(Stored data entries)
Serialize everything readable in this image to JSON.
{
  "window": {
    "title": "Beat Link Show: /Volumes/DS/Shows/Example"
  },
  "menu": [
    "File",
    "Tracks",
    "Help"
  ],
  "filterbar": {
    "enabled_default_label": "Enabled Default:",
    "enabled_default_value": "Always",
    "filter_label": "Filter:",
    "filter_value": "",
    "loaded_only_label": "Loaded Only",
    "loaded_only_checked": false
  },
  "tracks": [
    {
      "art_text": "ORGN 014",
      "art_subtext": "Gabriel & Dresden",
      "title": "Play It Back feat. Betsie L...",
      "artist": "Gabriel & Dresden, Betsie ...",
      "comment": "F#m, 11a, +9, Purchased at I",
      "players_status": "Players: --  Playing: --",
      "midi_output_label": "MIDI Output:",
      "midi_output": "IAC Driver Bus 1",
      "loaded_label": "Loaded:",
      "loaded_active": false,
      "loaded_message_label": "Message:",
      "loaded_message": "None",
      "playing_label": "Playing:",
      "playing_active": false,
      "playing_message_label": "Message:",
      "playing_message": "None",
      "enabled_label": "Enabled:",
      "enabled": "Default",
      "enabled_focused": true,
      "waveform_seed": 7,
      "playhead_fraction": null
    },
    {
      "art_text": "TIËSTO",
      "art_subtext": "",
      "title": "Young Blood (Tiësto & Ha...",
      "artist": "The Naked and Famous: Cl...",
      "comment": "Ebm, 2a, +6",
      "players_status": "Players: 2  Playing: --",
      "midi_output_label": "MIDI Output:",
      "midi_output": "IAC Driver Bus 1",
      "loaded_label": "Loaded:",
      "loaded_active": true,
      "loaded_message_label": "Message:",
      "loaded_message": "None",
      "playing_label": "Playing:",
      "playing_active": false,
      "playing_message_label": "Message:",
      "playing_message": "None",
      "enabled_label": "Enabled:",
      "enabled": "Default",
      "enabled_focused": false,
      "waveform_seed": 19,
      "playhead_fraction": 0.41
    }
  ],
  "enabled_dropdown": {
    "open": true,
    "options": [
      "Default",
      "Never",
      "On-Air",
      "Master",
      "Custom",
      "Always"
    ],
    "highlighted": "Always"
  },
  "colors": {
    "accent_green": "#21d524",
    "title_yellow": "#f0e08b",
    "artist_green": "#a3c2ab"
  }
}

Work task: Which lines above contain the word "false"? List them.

Your solution:
    "loaded_only_checked": false
      "loaded_active": false,
      "playing_active": false,
      "playing_active": false,
      "enabled_focused": false,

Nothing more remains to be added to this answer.